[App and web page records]
+++
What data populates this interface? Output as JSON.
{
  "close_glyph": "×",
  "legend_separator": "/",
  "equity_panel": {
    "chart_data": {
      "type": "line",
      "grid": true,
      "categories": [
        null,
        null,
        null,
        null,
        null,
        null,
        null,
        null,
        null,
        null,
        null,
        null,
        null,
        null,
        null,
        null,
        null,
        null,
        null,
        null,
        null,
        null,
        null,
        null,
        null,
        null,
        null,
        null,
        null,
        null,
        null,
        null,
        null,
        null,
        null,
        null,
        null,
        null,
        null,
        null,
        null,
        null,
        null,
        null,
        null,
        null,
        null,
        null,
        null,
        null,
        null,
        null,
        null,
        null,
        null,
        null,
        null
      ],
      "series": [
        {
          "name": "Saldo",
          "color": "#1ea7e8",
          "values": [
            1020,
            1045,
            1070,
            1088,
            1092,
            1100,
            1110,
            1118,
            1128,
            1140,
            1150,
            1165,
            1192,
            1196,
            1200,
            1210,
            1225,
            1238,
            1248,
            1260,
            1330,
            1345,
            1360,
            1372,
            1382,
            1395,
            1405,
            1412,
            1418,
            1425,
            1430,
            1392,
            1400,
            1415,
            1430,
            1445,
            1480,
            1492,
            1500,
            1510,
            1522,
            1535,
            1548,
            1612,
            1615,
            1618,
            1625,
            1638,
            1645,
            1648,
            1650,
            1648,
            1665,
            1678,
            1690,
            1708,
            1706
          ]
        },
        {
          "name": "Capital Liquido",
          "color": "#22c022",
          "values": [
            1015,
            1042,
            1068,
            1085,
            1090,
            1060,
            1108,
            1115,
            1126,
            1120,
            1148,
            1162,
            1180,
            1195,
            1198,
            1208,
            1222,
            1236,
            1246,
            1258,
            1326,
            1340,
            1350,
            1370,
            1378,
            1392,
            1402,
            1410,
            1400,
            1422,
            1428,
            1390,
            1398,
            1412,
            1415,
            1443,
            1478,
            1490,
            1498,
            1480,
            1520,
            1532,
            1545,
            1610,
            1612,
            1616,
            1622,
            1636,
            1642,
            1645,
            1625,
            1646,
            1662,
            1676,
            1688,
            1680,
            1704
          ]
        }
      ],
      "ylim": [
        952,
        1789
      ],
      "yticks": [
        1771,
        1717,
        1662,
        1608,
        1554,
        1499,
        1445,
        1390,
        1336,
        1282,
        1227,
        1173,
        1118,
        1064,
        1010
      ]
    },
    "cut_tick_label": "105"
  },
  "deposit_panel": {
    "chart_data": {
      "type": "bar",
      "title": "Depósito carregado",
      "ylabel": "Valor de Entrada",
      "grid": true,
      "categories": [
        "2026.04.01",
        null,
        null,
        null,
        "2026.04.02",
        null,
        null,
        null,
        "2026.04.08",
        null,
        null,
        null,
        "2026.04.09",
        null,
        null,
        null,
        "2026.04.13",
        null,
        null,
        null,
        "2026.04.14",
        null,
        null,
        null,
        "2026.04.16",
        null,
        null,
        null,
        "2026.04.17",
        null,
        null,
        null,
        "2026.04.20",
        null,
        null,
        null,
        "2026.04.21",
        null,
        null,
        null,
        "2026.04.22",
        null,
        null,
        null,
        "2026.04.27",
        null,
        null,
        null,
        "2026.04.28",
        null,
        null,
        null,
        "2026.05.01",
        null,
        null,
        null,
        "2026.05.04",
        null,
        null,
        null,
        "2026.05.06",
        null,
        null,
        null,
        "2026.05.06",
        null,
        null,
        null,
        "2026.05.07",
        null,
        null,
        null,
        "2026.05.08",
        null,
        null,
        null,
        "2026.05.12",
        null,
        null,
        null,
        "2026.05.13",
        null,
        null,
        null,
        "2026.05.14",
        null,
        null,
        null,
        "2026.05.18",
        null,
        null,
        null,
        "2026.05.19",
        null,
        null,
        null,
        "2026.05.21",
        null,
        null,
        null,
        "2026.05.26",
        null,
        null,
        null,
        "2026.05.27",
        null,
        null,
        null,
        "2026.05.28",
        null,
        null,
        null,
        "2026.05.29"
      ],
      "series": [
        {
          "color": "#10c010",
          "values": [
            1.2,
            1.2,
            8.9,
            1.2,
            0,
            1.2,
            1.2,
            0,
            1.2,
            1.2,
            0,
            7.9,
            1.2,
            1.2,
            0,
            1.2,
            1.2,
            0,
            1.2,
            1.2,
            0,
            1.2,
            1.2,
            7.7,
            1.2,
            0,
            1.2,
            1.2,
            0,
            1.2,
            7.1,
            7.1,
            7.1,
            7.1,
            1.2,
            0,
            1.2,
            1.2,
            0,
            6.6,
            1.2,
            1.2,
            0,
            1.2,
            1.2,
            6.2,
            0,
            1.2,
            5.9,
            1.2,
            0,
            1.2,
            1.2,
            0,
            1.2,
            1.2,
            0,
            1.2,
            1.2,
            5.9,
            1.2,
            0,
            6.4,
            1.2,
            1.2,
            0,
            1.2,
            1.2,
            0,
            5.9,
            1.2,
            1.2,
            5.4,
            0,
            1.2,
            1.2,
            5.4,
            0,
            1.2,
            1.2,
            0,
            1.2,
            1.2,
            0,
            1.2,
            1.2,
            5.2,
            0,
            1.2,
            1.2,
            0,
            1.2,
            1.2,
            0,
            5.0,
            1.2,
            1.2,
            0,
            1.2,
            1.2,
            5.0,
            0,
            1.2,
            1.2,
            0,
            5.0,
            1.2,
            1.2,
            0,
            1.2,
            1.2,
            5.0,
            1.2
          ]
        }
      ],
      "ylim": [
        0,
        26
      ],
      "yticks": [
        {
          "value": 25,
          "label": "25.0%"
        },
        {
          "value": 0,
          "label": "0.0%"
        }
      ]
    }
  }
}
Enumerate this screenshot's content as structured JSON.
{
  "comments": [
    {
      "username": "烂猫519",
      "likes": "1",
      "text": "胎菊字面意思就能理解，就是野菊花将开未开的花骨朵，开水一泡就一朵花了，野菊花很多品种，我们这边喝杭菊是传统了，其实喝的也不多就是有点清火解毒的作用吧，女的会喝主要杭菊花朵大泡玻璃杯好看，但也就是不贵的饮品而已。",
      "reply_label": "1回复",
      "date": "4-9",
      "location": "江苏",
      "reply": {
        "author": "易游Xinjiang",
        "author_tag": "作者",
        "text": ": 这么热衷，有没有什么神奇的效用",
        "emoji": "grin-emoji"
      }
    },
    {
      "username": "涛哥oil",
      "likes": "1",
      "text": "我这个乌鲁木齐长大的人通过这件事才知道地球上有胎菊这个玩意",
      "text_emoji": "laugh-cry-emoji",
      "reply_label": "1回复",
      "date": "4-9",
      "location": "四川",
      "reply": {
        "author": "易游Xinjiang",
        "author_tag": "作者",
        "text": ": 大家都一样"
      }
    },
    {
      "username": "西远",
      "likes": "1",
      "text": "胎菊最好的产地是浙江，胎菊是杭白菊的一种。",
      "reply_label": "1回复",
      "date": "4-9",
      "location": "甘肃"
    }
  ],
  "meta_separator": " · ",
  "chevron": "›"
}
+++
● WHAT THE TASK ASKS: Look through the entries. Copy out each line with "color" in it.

● ANSWER TO THE PROBLEM:
          "color": "#1ea7e8",
          "color": "#22c022",
          "color": "#10c010",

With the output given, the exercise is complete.